Records from a data collection
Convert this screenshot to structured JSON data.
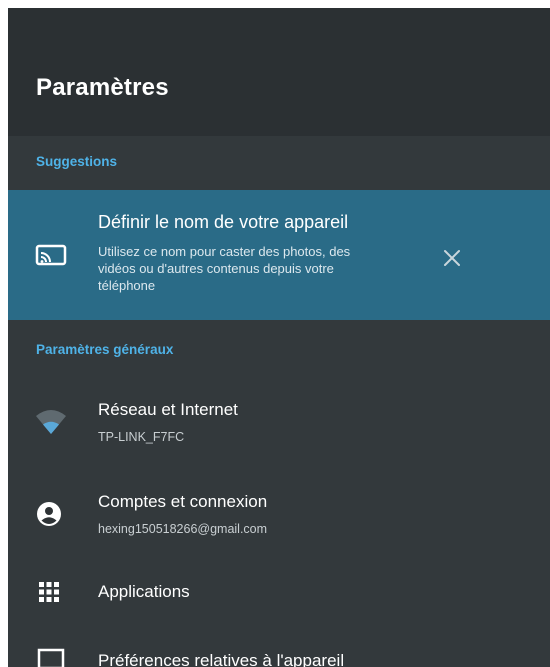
{
  "header": {
    "title": "Paramètres"
  },
  "suggestions": {
    "section_label": "Suggestions",
    "card": {
      "icon": "cast-icon",
      "title": "Définir le nom de votre appareil",
      "description_lines": [
        "Utilisez ce nom pour caster des photos, des",
        "vidéos ou d'autres contenus depuis votre",
        "téléphone"
      ],
      "dismiss_icon": "close-icon"
    }
  },
  "general": {
    "section_label": "Paramètres généraux",
    "items": [
      {
        "icon": "wifi-icon",
        "title": "Réseau et Internet",
        "subtitle": "TP-LINK_F7FC"
      },
      {
        "icon": "account-icon",
        "title": "Comptes et connexion",
        "subtitle": "hexing150518266@gmail.com"
      },
      {
        "icon": "apps-grid-icon",
        "title": "Applications"
      },
      {
        "icon": "tv-icon",
        "title": "Préférences relatives à l'appareil"
      }
    ]
  },
  "colors": {
    "panel_bg": "#33393c",
    "header_bg": "#2b3033",
    "accent": "#4fb3e8",
    "card_bg": "#2a6b87",
    "wifi_signal": "#5aa8d8"
  }
}
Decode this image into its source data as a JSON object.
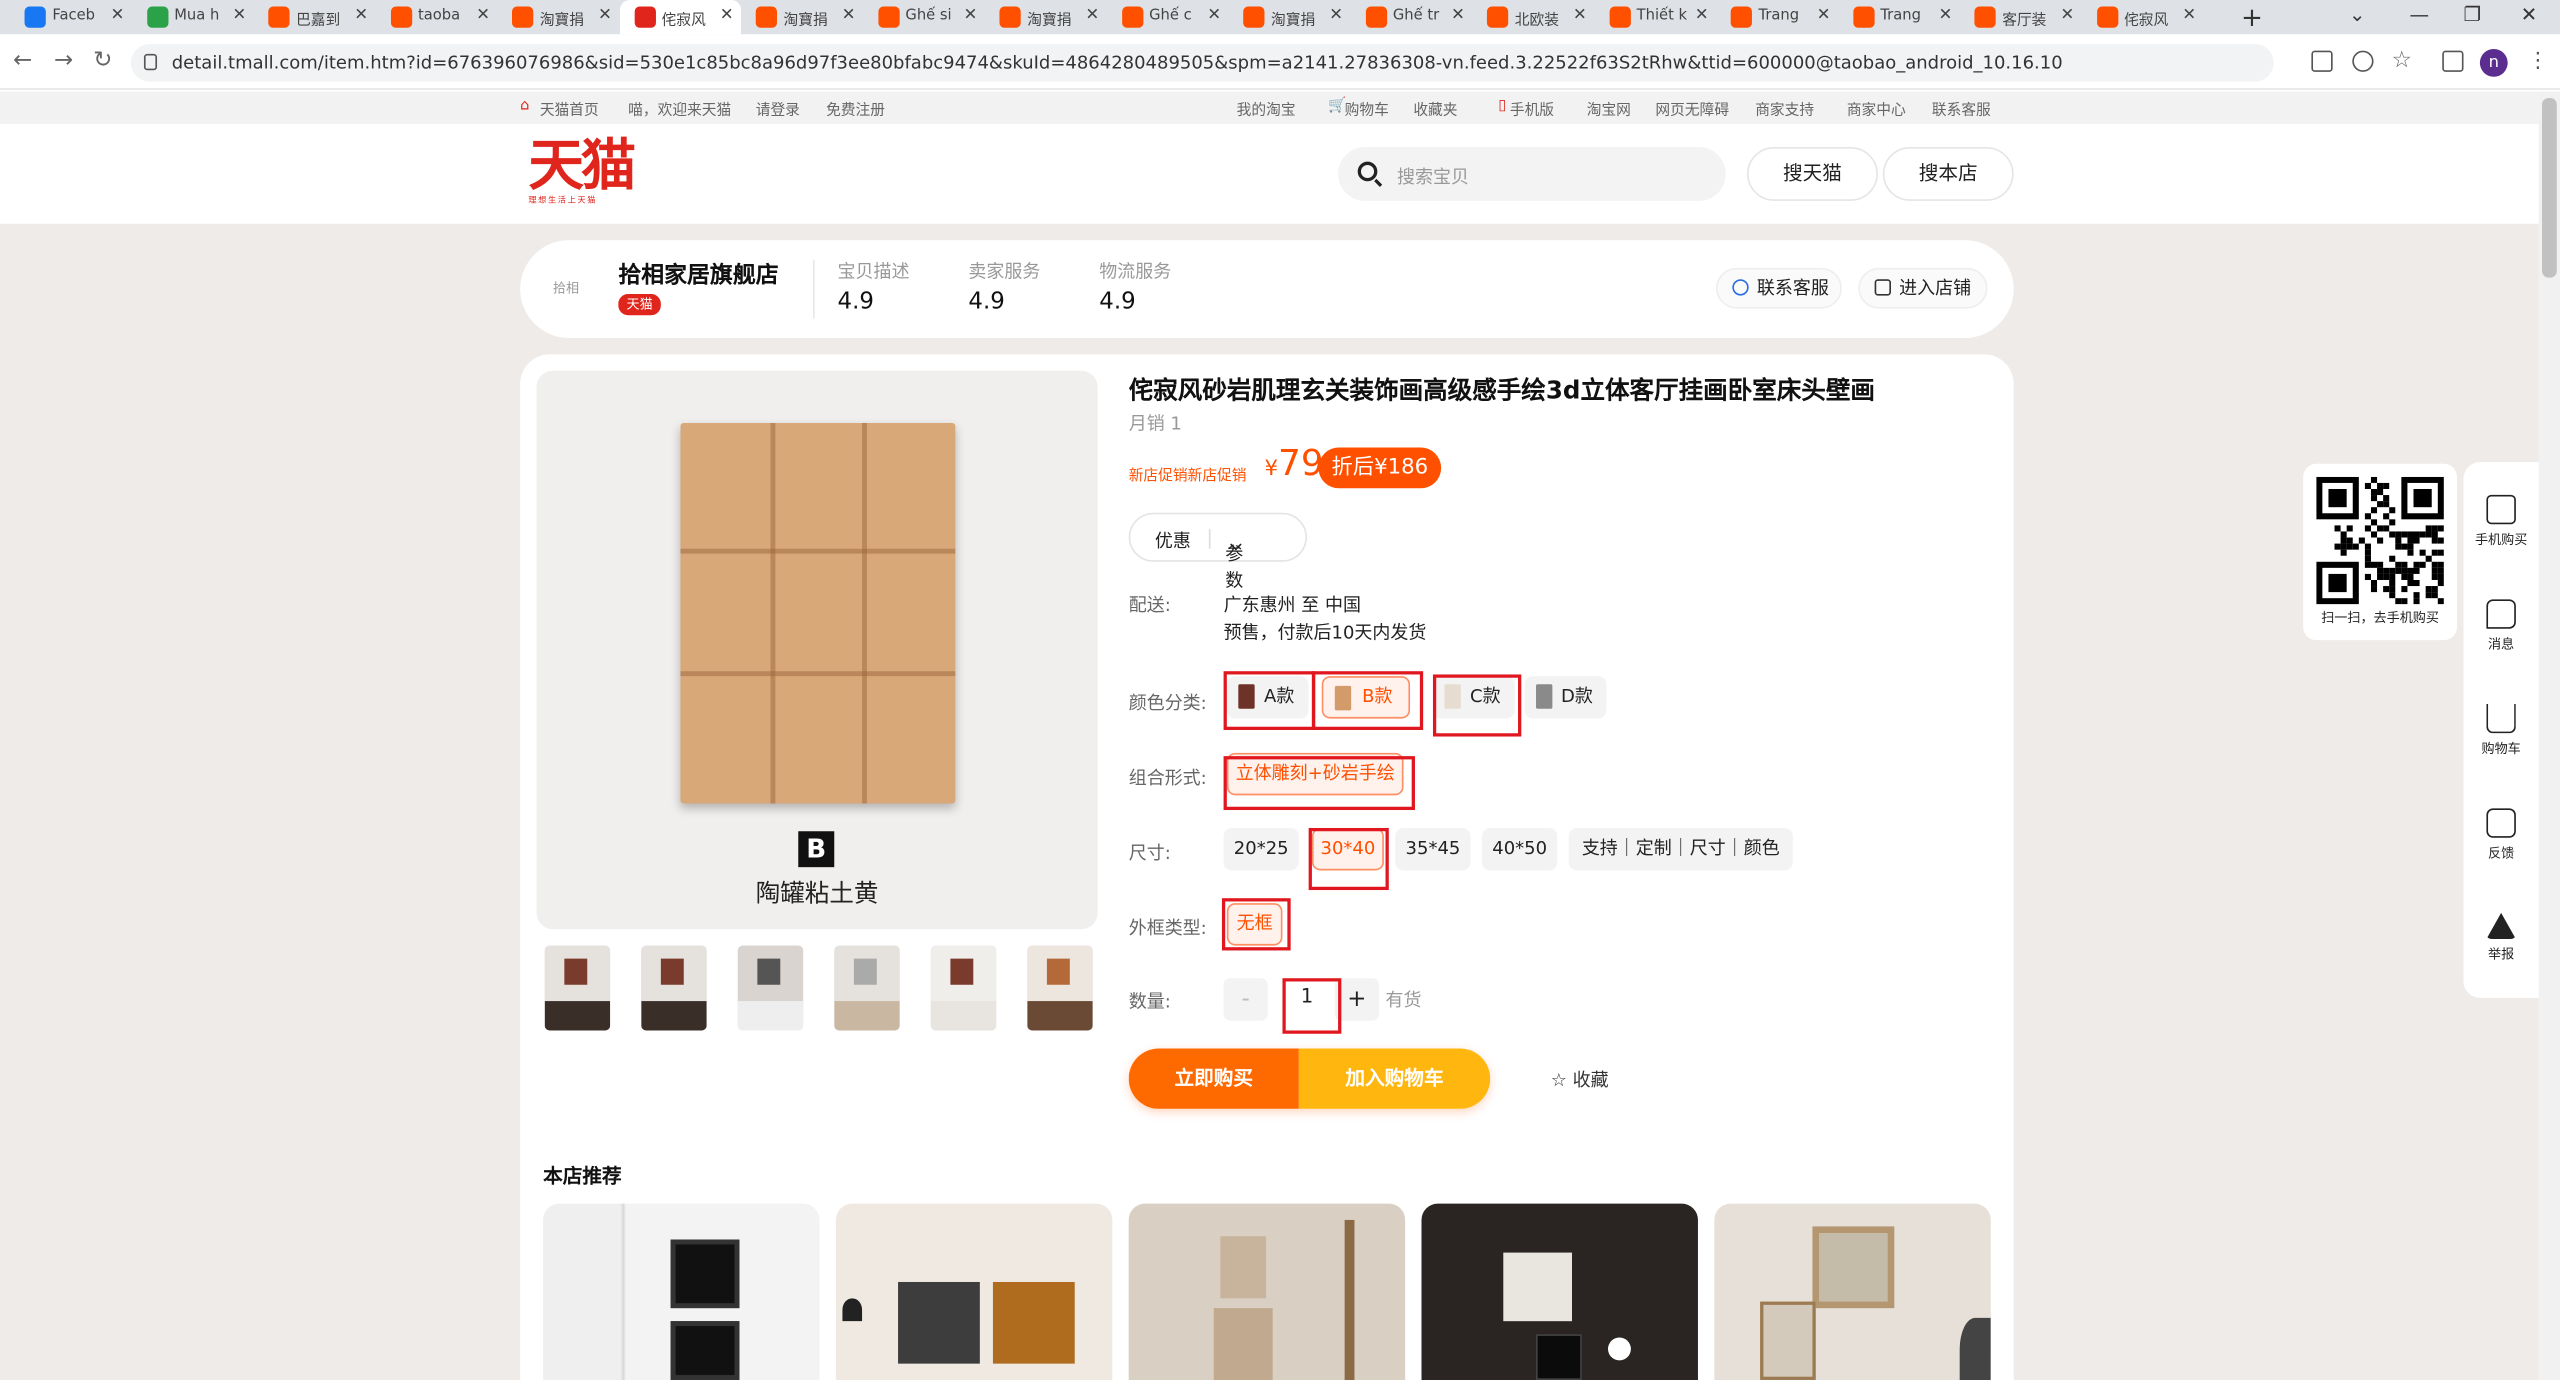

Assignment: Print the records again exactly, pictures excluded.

Exercise output:
Convert this screenshot to structured JSON data.
{
  "header": {
    "title": "Paramètres"
  },
  "suggestions": {
    "section_label": "Suggestions",
    "card": {
      "icon": "cast-icon",
      "title": "Définir le nom de votre appareil",
      "description_lines": [
        "Utilisez ce nom pour caster des photos, des",
        "vidéos ou d'autres contenus depuis votre",
        "téléphone"
      ],
      "dismiss_icon": "close-icon"
    }
  },
  "general": {
    "section_label": "Paramètres généraux",
    "items": [
      {
        "icon": "wifi-icon",
        "title": "Réseau et Internet",
        "subtitle": "TP-LINK_F7FC"
      },
      {
        "icon": "account-icon",
        "title": "Comptes et connexion",
        "subtitle": "hexing150518266@gmail.com"
      },
      {
        "icon": "apps-grid-icon",
        "title": "Applications"
      },
      {
        "icon": "tv-icon",
        "title": "Préférences relatives à l'appareil"
      }
    ]
  },
  "colors": {
    "panel_bg": "#33393c",
    "header_bg": "#2b3033",
    "accent": "#4fb3e8",
    "card_bg": "#2a6b87",
    "wifi_signal": "#5aa8d8"
  }
}
Decode this image into its source data as a JSON object.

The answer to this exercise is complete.